As educators, nowadays we strive to get learners’ attention among a stream of other distractors that are competing for people’s attention. Communication technology, artificial intelligence, and virtual reality programs are making it harder for trainers and teachers to engage with learners. Thus, we are required to look into techniques that can give us a competitive advantage, or a way to embed such technologies or approaches in the learning experiences we build.
In a course that I was taking as part of my Master’s program that provided an introduction to game-based teaching, I had the chance to learn about the benefits of adopting curricular games when developing a learning experience. As an instructional designer who has seen the impact of games on people and their ability to teach life skills, I will share with you five reasons why I see game-based teaching (GBT) as a winning approach when it comes to developing learning experiences in the 21st century.
- Engaging and Entertaining Experience:

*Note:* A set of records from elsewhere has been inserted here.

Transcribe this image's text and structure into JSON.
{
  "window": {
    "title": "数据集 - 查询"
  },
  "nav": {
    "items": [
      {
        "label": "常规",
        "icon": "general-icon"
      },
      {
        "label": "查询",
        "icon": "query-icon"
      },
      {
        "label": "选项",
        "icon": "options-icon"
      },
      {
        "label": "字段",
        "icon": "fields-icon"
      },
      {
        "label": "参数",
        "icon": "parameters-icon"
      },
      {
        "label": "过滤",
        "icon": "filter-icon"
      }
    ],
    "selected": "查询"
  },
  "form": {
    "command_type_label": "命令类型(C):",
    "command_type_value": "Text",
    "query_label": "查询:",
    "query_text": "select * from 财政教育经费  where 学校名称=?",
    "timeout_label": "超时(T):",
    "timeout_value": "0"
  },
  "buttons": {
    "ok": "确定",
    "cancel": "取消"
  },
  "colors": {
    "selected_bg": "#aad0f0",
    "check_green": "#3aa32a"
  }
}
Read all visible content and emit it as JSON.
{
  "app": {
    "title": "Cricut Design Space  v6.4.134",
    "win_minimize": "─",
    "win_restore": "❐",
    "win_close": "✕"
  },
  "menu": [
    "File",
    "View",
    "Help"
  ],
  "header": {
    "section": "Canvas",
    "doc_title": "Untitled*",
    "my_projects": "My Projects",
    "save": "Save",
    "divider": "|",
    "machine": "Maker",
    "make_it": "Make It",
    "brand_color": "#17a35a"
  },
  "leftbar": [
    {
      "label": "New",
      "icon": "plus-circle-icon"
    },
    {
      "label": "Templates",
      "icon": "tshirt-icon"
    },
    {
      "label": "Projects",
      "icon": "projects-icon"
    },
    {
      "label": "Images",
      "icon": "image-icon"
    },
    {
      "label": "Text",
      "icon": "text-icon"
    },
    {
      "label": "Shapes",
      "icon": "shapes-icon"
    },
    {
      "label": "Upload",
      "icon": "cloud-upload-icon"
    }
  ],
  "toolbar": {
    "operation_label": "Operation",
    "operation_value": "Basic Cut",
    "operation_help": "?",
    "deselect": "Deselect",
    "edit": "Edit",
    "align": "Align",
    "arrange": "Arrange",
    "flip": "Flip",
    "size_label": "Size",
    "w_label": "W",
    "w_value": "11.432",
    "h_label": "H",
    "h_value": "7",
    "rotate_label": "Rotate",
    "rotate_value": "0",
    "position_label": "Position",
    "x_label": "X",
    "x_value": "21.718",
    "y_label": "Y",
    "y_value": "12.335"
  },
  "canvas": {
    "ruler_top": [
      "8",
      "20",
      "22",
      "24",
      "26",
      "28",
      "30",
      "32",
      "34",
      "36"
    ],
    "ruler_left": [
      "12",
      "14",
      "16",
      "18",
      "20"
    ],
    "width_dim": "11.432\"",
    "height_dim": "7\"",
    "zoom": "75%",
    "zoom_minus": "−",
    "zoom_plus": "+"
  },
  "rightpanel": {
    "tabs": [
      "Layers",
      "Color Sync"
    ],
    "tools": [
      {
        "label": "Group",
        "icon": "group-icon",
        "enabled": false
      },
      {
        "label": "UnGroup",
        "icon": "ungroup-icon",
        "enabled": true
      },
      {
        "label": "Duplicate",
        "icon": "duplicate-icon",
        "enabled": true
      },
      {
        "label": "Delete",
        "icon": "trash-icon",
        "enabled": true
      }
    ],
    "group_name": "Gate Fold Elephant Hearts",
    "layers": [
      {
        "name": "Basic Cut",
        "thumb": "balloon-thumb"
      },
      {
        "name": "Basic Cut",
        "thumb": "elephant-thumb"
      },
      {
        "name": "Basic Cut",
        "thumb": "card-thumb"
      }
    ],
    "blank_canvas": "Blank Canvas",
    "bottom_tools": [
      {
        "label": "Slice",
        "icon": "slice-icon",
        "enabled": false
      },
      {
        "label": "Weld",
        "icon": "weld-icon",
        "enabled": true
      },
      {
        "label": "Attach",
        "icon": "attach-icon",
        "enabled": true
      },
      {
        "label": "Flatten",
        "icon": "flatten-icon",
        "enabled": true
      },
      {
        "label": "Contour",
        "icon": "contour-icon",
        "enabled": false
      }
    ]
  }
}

None of us would be happy to see our students distracted from what we are teaching, therefore, we put a lot of effort into ensuring that we keep the learners engaged. Curricular games are a great technique to do so! Let us think of a time when you played a game such as Monopoly or Grand-Theft Auto or any game you loved, do you remember how you felt? Can you think of skills you learned through these games? Did you feel bored? If you are like me, most probably you were engaged in a flow state that you didn’t even feel the hours passing by when playing, and possibly you learned various skills such as coordination, decision making, critical thinking, and time management. Well-designed games can be a great entertainment and learning tool, not only to transfer knowledge but also to develop soft skills that are required in the employment world today.
2. Risk Without the Consequences:
Teaching through games encourages learners to make hard decisions and take risks that they might not be able to do in real life. This is due to the ability of games to simulate real-life events and situations without actually having real consequences. The player who is the learner will be more comfortable taking steps or actions that they might avoid in real life only because they are afraid of the result this decision can bring. For instance, in a soccer video game, the player might try a new playing mechanism or strategy without being afraid of losing a point because they know that the loss will only be in the game and not in real life.
3. From the Game to Reality:
Since games are built on real-life situations and events, the player with proper design and direction from the teacher, trainer, or the game itself will see the connection between the curricular game and real-life situations. In such conditions, the player or learner tends to find it easier to develop the connections between the game world and the real world, thus the learner will be able to apply the skills they learned in the game in real-life situations. For example, going back to the game Monopoly players can take the investment skills and strategies they learned while playing the game and apply them to real-life conditions.
4. Special Ed and ELL Students are Welcomed:
Game-based teaching can be a good choice for the educator who teaches English language or special education learners as it provides scaffolding based on the learner’s needs and offers customized directions and challenges. GBT also encourages collaborative learning which is an effective learning approach when teaching ELL and Special Ed students. Collaboration in games takes place during playing among teams or with other players. If you are a teacher focusing on ELL or special Ed students check the experience of Maile Hoyt, a special education teacher in Texas, when using games for teaching her students. Additionally, game-based learning aligns with the universal design learning (UDL) framework making it a great choice for classrooms with students who have different needs.
5. Roots in Learning Theories:
What I also like about game-based teaching and using curricular games to develop a unique learning experience is that GBT has roots in various well know learning theories. Among these theories come the zone of proximal development (ZPD) and Vygotsky’s scaffolding theories, just-in-time instructions, experiential learning, and social cognitive learning. The discussion about the roots of GBT in dominating learning theories needs a separate post, but might encourage you to look into it and is key if you need to convince your institute, parents, or students about the effectiveness of GBT.
Let’s make this short, if you are an educator and looking for a technique that would bring life to your classroom or the learning experiences you develop, I encourage you to look more into curricular games design and game-based teaching. And if you are already using this technique I would love to hear your experience.